#include “stdio.h” will include your project’s local file, and
#include <stdio.h> will include the system one. But this permissive behaviour isn’t standard or guaranteed, it’s just what a lot of implementations happen to do at the moment.
I think the meaning is a bit different, though if I understand Source file inclusion - cppreference.com correctly, most of it is implementation-defined anyway.
#include <header.h> searches the compiler/toolchain standard paths (as you said) and the directories passed to the compiler with
-I (see gcc docs) - or, in case of Visual C++,
/I (see MSVC docs).
Or, as cppreference.com (for C) puts it (emphasis mine):
(1) Searches for the file in implementation-defined manner. The intent of this syntax is to search for the files under control of the implementation. Typical implementations search only standard include directories. The standard C++ library and the standard C library are implicitly included in these standard include directories. The standard include directories usually can be controlled by the user through compiler options.

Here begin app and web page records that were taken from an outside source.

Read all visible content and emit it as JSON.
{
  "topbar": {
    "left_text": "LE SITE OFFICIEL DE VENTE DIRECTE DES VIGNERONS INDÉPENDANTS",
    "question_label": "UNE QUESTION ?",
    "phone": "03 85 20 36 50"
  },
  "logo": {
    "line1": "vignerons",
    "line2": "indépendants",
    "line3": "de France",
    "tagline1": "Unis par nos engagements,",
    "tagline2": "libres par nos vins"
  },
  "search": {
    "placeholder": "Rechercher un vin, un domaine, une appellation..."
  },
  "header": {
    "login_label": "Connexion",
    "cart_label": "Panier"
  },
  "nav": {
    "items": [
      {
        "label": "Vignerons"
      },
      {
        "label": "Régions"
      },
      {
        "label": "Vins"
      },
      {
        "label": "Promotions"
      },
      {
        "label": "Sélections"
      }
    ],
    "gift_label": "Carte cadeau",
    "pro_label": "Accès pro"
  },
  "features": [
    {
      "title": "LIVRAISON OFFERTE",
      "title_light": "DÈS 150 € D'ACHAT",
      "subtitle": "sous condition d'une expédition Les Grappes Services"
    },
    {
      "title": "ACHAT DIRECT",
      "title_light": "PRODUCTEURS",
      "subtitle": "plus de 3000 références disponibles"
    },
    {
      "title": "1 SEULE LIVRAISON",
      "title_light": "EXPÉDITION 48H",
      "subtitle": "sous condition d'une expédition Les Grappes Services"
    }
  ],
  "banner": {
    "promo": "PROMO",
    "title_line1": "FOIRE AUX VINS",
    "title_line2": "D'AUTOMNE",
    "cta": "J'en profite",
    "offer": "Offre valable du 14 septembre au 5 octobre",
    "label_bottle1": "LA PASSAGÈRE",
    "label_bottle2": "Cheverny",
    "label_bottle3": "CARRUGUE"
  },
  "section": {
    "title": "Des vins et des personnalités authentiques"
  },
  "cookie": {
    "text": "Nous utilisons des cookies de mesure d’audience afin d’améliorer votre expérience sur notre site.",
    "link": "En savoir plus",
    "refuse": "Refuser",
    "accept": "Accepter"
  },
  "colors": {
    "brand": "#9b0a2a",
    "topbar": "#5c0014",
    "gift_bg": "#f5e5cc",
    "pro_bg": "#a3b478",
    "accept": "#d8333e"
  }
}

#include "header.h" first tries searching paths relative to the current source file (meaning, in the same directory, or if you use
#include "../bla/header.h" it looks in the
bla/ subdirectory of the parent-directory of the current source file).
If it can’t find the header there, it will search the same paths as
#include <header.h>, i.e. the ones specified with
/I and system/compiler default directories.
Or, in the words of cppreference:
(2) Searches for the file in implementation-defined manner. The intent of this syntax is to search for the files that are not controlled by the implementation. Typical implementations first search the directory where the current file resides and, only if the file is not found, search the standard include directories as with (1).
So including SDL.h with
<> should be totally fine, unless for some reason it’s in a directory that’s relative to the current source file (and not in the compiler search directories, including the ones specified with